[Data about app and page elements]
'''

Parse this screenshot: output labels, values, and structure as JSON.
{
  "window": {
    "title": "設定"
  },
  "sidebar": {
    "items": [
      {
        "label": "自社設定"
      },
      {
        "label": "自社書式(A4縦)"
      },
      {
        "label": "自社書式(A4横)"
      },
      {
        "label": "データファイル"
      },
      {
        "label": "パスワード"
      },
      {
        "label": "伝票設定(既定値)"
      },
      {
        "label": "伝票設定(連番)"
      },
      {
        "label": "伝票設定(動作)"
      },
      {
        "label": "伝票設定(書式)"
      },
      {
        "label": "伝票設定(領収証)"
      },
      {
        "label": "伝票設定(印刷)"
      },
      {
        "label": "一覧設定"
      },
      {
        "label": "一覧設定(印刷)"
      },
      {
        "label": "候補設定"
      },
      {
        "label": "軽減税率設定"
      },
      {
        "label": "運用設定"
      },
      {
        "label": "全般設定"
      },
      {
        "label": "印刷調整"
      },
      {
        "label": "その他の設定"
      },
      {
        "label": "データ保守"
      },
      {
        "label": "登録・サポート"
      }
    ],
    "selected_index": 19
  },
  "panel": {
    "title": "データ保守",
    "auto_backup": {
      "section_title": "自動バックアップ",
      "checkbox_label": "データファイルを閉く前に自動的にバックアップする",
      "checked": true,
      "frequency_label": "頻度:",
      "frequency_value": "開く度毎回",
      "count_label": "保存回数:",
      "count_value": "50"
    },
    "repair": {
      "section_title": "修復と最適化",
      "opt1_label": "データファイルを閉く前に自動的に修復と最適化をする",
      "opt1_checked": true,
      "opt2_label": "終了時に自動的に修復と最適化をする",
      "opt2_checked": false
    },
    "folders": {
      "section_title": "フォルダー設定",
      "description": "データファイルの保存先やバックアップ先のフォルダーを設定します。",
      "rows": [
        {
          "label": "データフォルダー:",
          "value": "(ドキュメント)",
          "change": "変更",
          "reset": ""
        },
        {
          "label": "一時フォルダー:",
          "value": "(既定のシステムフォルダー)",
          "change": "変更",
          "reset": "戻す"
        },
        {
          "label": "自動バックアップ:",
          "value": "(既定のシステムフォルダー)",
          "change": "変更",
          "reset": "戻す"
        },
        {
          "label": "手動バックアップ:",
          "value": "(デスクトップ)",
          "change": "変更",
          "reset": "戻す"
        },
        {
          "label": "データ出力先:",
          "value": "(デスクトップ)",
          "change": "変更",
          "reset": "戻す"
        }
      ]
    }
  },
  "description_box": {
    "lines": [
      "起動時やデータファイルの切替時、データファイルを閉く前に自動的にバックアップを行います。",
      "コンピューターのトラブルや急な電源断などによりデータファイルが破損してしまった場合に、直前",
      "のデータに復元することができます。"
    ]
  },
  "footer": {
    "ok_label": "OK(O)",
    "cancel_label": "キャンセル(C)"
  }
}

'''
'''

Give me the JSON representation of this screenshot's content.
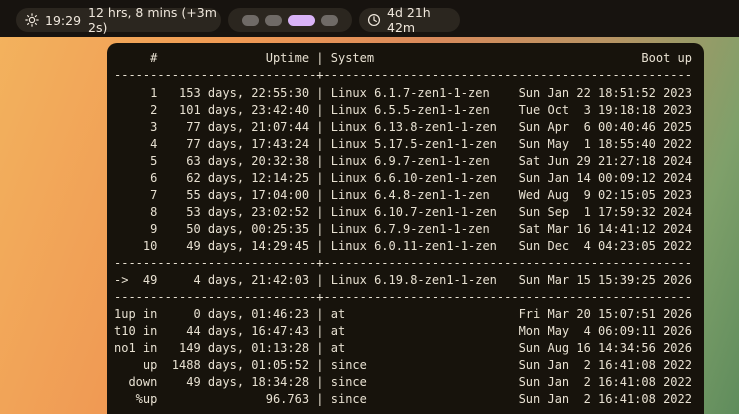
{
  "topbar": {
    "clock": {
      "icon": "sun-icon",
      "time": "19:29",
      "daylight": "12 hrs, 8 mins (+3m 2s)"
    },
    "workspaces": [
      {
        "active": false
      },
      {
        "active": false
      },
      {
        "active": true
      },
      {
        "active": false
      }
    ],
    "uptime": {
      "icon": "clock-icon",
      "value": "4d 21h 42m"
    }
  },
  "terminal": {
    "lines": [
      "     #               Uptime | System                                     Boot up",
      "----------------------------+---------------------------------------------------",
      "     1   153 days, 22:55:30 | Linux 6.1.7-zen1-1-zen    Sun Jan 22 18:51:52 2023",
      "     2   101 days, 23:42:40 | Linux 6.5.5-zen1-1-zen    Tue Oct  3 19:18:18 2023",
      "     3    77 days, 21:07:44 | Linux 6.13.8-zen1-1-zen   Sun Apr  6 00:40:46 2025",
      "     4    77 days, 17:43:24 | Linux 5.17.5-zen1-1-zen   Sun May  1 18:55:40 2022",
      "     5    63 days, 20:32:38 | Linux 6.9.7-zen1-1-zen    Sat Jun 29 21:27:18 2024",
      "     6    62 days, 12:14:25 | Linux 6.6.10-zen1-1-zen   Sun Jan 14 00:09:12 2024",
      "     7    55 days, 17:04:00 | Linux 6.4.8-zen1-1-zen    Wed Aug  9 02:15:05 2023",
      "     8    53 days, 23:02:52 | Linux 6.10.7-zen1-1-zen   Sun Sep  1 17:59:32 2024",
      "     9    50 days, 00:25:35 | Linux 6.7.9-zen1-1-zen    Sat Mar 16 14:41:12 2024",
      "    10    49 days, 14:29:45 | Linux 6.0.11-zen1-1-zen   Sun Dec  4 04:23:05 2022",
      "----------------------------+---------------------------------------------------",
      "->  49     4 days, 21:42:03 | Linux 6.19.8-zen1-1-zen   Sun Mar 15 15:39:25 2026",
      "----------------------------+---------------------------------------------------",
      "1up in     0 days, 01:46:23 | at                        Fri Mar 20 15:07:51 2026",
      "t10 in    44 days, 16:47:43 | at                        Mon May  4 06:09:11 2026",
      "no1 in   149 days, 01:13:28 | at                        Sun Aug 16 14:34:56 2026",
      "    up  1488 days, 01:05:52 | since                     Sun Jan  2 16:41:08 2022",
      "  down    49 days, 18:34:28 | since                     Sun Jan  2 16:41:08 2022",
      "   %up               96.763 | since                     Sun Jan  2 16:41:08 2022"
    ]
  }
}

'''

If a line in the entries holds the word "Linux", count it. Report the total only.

11